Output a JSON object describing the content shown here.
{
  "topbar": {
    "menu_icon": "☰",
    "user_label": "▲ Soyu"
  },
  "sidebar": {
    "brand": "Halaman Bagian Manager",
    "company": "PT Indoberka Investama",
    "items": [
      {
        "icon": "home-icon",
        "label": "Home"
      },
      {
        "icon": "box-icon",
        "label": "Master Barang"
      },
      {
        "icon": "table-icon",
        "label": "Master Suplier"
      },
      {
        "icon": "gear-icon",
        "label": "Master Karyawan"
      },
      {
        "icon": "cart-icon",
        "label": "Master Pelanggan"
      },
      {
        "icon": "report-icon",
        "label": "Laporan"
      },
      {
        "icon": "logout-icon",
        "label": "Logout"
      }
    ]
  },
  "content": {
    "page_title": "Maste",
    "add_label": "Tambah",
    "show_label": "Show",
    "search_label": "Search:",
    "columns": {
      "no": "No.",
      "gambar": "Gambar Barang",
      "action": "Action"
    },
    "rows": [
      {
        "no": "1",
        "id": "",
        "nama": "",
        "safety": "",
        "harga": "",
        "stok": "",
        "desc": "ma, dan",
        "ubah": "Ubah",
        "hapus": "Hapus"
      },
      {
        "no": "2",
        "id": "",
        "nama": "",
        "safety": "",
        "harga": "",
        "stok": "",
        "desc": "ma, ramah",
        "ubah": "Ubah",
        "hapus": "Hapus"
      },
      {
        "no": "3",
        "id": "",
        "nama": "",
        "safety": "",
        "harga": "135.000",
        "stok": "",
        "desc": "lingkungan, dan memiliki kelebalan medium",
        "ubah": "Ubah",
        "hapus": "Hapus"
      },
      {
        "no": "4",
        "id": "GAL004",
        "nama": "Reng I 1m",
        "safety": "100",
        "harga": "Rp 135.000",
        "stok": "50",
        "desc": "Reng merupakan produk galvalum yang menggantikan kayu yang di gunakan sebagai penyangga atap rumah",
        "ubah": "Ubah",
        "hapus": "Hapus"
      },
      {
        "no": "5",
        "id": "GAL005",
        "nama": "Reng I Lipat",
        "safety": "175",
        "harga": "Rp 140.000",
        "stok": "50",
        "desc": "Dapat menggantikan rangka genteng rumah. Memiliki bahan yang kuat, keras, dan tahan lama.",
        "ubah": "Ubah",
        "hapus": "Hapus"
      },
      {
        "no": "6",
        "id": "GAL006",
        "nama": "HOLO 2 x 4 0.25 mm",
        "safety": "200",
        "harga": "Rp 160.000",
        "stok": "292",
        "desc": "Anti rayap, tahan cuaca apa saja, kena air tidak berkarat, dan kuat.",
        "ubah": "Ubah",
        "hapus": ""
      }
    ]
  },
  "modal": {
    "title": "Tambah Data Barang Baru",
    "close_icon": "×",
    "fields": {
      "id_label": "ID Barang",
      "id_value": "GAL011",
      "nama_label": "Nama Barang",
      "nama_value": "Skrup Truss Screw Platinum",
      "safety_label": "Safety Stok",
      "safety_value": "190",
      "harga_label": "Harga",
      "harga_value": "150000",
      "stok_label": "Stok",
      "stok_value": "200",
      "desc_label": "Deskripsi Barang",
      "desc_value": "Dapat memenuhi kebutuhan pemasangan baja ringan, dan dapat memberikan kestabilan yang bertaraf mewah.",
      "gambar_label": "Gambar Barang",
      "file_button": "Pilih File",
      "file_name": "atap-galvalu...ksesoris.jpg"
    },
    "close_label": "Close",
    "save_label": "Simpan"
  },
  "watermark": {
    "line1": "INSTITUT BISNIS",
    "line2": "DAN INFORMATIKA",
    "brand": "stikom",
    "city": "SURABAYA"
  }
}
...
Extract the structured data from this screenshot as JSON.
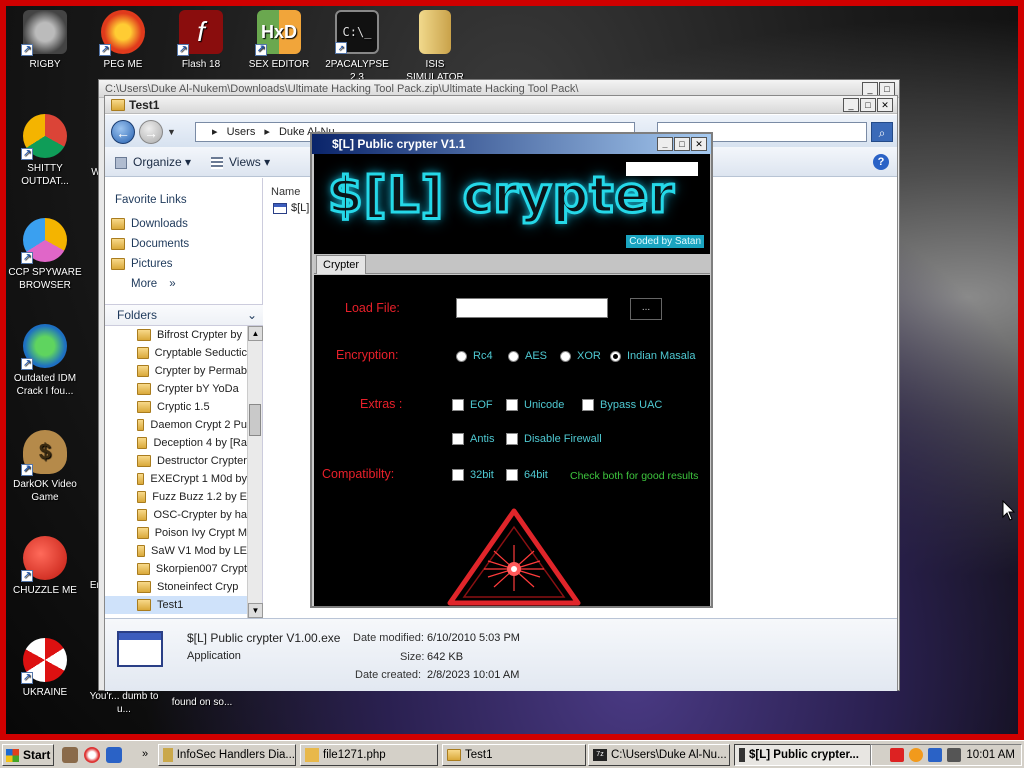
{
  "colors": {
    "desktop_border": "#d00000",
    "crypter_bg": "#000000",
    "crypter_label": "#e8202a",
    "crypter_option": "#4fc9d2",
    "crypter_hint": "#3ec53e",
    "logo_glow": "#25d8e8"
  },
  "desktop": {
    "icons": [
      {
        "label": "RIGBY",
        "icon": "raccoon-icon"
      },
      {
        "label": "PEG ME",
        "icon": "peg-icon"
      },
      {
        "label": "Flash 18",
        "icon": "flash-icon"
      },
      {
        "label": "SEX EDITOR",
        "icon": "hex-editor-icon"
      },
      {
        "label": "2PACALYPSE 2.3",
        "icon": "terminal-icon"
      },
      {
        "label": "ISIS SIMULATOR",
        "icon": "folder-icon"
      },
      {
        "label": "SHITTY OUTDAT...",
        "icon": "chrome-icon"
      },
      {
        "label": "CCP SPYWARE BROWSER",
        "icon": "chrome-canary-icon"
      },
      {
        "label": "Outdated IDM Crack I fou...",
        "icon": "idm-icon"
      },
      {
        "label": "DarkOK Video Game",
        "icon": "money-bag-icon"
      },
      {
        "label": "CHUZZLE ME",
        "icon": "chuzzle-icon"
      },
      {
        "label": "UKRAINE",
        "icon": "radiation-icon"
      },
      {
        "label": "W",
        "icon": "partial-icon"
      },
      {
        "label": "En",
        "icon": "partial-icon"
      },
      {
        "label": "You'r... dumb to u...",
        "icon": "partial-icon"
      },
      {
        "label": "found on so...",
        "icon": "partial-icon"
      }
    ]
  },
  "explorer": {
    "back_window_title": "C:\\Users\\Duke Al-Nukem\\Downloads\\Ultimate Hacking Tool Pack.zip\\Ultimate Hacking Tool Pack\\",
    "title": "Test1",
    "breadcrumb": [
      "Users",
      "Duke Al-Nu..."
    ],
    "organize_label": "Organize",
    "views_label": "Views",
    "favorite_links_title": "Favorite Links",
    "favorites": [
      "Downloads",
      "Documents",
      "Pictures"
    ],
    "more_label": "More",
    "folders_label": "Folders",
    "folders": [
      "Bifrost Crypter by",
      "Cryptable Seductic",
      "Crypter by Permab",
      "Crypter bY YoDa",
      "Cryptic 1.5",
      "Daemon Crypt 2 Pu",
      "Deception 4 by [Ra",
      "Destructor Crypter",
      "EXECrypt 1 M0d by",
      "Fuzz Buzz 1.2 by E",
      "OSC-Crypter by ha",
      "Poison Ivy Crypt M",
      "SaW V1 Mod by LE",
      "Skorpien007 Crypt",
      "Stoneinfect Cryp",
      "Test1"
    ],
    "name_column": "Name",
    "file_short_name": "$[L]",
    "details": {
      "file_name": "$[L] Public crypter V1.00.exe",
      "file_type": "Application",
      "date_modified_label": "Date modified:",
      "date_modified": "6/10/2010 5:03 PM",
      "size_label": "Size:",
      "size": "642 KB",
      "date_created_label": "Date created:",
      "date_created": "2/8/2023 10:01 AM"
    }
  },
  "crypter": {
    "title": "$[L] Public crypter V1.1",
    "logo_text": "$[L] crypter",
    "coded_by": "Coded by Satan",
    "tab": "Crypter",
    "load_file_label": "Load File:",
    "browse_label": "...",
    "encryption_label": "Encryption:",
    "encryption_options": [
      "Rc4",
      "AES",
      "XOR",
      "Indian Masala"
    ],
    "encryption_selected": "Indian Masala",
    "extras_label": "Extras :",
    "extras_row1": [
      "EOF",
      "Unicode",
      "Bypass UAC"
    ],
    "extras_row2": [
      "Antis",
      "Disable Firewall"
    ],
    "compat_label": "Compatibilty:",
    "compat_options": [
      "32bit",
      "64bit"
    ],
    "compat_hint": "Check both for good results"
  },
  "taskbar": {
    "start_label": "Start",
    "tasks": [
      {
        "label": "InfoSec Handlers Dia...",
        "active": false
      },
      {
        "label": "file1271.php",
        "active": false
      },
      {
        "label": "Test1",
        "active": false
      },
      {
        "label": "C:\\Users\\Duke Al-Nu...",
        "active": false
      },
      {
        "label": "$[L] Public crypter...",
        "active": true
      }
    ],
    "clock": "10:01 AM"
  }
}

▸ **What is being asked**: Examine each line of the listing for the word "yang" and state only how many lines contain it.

▸ **Task solution**: 3